"About them fifty thousand francs, sorr," said the messman, cunningly, "or five thousand, was it?" That both Riley and Brock, as well as the Captain, professed their profound ignorance of the tale only served, as they well knew, to strengthen the Tearaways Rifles' belief in it, and after the man had gone they imparted their plan with huge delight and joyful anticipation to the Captain.

Now that the new parapet had been heightened and strengthened, the casualties behind it had almost ceased, and the Tearaways were quite reasonably flattering themselves on the worst of the work being done and the worst of the dangers over.

There were plenty of flares being thrown up from the German lines and a more or less erratic rifle fire was crackling up and down the trenches on both sides, the Tearaways taking care to keep their bullets clear of the working party, to fire no more than enough to allay any German suspicions of a job being in hand, and not to provoke any extra hostility.

The rifles and maxims of the Tearaways had from the main trench kept up a steady volume of fire on the German parapet, in an endeavor to keep down its fire. They shot from the main trench in comparative safety, because the German fire was directed almost exclusively on the new trench.

It was the day when the Tearaways moved into the new position, and the O.C. had been instructed that he was expected to commence digging operations as soon as it was dark that night, the method and manner of digging being left entirely in his own hand. The Major, the Adjutant, and a couple of Captains conferred gloomily over the prospective task.

It was particularly unfortunate that just about this time the winter issue of a regular rum ration had ceased, and that, immediately before they moved in, a number of the Tearaways had been put under stoppages of pay for an escapade with which this story need have no concern.

As soon as the Tearaways were established in the new position, the O.C. and the adjutant made a tour of their lines, carefully reconnoitering through their periscopes the open ground which had been pointed out to them on the map as the line of the new trench which they were to commence digging.

It's no pleasure in life they leave us at all, at all. They'll be afther stopping the fighting next." Of that last, however, there was comparatively little fear at the moment.
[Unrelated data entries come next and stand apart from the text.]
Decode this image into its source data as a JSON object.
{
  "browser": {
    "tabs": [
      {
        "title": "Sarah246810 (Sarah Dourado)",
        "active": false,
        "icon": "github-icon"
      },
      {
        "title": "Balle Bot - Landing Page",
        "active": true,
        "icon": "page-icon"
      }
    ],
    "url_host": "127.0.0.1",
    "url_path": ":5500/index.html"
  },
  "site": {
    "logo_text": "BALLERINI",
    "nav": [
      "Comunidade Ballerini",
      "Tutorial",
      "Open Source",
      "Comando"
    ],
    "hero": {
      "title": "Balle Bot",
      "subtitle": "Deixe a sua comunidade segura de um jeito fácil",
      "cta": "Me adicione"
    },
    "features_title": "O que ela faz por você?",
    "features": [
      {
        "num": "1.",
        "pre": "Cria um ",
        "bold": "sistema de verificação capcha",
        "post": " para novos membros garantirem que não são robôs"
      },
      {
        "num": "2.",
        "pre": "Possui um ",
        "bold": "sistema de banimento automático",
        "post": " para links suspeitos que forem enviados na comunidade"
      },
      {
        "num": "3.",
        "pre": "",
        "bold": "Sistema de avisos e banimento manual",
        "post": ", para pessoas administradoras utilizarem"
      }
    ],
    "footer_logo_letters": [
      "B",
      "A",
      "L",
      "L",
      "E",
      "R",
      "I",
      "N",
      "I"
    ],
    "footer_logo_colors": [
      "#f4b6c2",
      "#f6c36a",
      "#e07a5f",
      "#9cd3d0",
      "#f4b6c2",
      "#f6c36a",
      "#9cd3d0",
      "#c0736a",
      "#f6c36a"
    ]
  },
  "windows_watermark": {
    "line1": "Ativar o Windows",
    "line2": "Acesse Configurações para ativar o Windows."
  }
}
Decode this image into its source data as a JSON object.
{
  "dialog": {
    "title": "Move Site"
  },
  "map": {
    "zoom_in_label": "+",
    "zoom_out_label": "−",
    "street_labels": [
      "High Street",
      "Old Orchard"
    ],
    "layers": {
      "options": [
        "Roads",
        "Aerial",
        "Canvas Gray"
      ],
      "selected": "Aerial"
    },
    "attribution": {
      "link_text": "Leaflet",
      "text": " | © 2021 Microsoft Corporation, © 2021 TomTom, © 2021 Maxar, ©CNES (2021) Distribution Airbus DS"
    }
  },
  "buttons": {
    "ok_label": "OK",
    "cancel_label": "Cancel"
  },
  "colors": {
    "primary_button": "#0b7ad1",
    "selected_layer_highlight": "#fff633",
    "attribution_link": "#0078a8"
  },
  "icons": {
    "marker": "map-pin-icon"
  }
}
A brisk action had opened some days before the Tearaways were brought up from the reserve, and the forward line which they were now sent in to occupy had been a German trench less than a week before.